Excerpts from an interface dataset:
____

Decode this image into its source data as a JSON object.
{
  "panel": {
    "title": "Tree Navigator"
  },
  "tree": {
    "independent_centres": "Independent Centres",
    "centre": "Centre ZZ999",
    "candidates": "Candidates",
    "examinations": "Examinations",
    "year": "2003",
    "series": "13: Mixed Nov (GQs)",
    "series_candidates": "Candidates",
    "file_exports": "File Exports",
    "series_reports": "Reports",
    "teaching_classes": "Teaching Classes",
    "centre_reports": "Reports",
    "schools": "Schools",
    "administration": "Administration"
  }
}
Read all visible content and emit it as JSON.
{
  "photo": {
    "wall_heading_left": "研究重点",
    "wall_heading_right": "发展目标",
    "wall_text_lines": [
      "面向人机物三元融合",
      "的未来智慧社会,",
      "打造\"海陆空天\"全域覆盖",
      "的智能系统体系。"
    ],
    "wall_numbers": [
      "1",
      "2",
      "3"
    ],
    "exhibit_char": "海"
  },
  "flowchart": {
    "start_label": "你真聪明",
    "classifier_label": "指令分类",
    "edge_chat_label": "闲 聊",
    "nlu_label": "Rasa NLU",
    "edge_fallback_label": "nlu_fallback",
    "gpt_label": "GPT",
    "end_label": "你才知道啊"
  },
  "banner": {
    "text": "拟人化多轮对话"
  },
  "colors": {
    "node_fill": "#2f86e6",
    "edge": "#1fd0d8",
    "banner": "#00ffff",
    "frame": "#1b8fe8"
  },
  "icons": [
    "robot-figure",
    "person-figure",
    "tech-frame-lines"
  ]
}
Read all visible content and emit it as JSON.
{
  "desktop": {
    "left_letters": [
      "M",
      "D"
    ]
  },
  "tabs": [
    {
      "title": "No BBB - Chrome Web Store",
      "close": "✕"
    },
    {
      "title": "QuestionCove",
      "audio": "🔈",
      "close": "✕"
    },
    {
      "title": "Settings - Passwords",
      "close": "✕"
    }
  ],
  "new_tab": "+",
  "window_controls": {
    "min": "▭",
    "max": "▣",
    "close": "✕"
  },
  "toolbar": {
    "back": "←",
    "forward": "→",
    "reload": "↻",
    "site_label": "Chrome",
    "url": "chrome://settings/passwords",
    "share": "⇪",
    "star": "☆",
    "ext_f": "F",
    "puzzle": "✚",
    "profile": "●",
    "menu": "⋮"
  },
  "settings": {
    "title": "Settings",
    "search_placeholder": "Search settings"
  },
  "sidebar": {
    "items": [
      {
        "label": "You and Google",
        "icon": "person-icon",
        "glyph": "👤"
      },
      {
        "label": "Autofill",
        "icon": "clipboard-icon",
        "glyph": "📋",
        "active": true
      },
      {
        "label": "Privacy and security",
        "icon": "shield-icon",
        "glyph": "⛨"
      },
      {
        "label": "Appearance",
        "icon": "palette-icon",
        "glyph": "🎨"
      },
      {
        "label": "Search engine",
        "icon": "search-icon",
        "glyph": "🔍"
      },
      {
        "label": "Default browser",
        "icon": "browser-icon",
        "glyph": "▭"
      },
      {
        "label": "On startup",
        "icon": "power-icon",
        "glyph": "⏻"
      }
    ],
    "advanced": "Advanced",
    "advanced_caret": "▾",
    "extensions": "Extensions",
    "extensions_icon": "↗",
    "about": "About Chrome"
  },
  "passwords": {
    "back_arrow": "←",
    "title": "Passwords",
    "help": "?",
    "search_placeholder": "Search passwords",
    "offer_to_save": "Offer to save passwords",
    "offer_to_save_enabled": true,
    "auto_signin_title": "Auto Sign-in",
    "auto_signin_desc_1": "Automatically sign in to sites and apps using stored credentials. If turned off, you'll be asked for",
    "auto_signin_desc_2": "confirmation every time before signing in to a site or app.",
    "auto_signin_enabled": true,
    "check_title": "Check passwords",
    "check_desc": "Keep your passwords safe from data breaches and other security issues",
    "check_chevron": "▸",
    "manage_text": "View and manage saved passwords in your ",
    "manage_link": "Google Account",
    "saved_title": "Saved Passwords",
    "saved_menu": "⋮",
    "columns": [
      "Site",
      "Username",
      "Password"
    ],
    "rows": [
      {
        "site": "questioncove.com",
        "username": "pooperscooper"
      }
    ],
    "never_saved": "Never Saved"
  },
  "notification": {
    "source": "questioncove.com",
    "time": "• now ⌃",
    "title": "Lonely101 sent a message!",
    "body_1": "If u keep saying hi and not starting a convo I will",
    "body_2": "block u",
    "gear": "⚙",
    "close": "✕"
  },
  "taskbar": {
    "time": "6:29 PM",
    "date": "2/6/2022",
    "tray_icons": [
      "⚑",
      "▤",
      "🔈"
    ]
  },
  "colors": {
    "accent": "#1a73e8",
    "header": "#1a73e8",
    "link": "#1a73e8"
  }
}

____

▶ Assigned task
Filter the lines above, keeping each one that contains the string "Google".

▶ Expected answer
        "label": "You and Google",
    "manage_link": "Google Account",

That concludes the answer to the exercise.